The Government will push back an announcement for reform a second time. The commercial property tax has been blamed for high street woes – retail pays a quarter of rates despite making up 5 per cent of the economy.
Helen Dickinson, of the British Retail Consortium, said: ‘Every week of delay is a nail in the coffin for high streets as four in five retailers say they are likely or certain to close stores.’
A consultation into the ‘broken’ system finished in September last year, and the Government was expected to announce its plan at Wednesday’s Spending Review, following a delay from the Spring.
Chancellor Rishi Sunak (Pictured) will again delay plans to overhaul business rates regime. the governemtn said they have not had time to consider how reform will affect the sector, or the long-term impact of the pandemic on high streets
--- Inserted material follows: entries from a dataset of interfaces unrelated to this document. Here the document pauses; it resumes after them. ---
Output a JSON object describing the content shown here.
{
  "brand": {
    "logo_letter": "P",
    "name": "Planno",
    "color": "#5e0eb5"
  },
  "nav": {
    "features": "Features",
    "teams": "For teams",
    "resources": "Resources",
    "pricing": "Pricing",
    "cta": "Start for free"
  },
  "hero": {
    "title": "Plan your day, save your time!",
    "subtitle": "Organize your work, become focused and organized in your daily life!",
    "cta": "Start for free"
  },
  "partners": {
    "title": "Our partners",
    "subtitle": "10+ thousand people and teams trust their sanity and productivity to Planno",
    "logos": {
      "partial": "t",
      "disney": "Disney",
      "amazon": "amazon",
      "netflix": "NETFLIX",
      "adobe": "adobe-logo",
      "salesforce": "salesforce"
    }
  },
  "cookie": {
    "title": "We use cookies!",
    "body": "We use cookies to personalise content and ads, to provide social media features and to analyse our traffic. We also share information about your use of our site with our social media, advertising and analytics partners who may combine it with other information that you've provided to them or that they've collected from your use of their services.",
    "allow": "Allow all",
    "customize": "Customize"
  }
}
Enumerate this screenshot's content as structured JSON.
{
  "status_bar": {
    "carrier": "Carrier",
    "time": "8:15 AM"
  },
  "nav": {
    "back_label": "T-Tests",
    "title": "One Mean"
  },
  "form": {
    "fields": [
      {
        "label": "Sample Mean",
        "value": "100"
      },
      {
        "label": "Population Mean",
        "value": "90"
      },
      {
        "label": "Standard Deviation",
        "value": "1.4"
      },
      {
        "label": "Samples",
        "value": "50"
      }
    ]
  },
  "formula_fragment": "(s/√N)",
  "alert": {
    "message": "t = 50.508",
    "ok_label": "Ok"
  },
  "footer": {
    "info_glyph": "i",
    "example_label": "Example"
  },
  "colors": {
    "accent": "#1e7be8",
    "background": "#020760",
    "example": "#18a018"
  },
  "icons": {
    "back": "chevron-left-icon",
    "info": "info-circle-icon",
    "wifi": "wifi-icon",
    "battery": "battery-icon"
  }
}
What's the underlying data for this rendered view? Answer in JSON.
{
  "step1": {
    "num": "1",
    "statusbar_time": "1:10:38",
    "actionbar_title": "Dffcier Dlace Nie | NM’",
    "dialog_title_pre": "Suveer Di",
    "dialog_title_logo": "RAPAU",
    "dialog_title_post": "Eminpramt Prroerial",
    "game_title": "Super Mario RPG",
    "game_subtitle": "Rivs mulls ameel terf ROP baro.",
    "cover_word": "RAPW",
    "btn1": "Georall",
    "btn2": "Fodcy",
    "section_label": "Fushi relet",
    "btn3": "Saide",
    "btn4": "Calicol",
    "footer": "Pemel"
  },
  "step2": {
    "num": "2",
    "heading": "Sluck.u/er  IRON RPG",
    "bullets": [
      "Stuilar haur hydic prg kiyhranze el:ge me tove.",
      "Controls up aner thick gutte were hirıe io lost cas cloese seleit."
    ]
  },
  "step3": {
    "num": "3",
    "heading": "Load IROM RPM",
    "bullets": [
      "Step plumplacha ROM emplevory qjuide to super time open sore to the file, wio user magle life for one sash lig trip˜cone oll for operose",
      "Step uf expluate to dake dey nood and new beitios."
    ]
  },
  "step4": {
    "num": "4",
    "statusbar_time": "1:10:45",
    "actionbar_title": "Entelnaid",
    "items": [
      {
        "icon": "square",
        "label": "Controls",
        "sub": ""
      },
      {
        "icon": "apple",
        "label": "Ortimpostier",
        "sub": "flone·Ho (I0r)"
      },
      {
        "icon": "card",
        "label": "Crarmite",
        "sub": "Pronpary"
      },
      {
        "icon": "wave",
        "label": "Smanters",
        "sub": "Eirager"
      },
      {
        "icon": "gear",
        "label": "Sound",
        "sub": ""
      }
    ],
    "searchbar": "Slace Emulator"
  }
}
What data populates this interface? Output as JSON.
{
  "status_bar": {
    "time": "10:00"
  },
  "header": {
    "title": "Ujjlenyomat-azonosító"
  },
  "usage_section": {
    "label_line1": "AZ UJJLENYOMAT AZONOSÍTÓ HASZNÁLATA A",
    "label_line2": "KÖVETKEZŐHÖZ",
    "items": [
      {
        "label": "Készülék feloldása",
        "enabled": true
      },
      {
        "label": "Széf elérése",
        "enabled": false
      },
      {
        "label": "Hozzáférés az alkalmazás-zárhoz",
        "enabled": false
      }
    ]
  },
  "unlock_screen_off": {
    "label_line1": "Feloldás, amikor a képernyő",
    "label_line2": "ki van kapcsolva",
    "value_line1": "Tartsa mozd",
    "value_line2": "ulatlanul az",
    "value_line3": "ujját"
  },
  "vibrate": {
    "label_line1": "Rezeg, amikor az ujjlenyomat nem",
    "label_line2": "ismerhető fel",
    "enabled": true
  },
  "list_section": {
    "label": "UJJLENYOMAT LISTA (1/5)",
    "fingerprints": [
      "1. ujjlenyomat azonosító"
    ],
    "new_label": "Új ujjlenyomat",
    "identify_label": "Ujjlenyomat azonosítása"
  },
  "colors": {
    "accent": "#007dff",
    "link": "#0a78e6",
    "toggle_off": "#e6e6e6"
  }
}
Groups representing high streets businesses are now worried the issue has been kicked into the long grass, although last night Government sources told the Mail ministers have delayed reform until a later date.
They said they have not had time to consider how reform will affect the sector, or the long-term impact of the pandemic on high streets.
Kate Nicholls, chief executive of UK Hospitality, said: ‘It’s hugely disappointing because root and branch reform has been promised in two manifestos and is very overdue.
‘We would urge the Government to grasp the nettle to reform rates to rejuvenate the high street.’
She added that without reform, rates relief handed to high street firms this year must be extended until longer-term changes are implemented to avoid a ‘cliff edge’ of support.
The Government has been unwilling to make substantial changes to a tax which raises £32billion per year.
But the high street has long argued they are over-taxed, with retail paying a quarter of all rates despite only making up 5 per cent of the economy.
Rishi Sunak is considering a digital services tax of 2 per cent of revenues to try and level the playing field between the high street and online giants, which could be announced as soon as this week.
But the measure is opposed by many large retailers, including Marks & Spencer, who say it is wrong to introduce a new levy on an already over-taxed industry.
They have suggested reducing business rates by around a third, and replacing it with an increase in corporation tax – a tax on a company’s profits.
Source: Daily Mail UK